• **PROBLEM REQUIREMENTS**
Filter the listing below, copying every line in which the word "interested" appears.

*** Begin section ***

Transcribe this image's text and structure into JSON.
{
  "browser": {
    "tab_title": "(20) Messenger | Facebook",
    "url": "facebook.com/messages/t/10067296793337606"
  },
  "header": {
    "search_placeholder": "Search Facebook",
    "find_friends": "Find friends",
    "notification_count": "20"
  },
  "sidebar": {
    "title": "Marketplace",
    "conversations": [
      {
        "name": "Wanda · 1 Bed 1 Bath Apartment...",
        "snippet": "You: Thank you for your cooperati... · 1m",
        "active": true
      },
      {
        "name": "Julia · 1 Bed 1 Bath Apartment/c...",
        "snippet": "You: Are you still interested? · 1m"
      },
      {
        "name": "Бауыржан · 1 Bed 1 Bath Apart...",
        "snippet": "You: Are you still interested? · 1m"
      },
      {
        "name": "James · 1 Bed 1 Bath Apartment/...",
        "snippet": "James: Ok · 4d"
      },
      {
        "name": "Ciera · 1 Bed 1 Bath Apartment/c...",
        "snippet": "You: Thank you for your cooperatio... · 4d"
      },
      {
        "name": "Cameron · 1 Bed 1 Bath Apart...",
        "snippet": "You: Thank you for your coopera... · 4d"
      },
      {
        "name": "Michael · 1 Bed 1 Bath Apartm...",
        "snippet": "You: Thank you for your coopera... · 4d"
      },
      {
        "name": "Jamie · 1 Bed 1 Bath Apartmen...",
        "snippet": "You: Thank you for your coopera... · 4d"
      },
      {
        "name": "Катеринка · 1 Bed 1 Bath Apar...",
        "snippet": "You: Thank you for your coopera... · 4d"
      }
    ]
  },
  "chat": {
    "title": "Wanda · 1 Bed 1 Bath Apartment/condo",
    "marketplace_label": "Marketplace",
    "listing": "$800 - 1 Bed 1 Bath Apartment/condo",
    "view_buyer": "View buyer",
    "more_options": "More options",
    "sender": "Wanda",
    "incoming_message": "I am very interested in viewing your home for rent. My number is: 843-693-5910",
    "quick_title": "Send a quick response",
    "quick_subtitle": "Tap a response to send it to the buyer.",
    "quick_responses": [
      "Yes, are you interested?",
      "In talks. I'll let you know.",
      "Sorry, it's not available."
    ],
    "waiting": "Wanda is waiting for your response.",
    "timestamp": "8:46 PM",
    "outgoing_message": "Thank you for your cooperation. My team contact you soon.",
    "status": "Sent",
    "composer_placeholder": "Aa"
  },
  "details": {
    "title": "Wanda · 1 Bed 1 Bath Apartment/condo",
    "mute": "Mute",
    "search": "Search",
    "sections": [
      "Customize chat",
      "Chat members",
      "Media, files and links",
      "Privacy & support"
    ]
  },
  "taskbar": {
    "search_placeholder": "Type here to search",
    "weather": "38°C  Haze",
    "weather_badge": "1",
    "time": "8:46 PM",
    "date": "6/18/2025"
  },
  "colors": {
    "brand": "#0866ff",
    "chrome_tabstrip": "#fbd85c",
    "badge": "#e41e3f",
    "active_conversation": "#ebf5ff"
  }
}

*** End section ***

• **PROBLEM SOLUTION**
        "snippet": "You: Are you still interested? · 1m"
        "snippet": "You: Are you still interested? · 1m"
    "incoming_message": "I am very interested in viewing your home for rent. My number is: 843-693-5910",
      "Yes, are you interested?",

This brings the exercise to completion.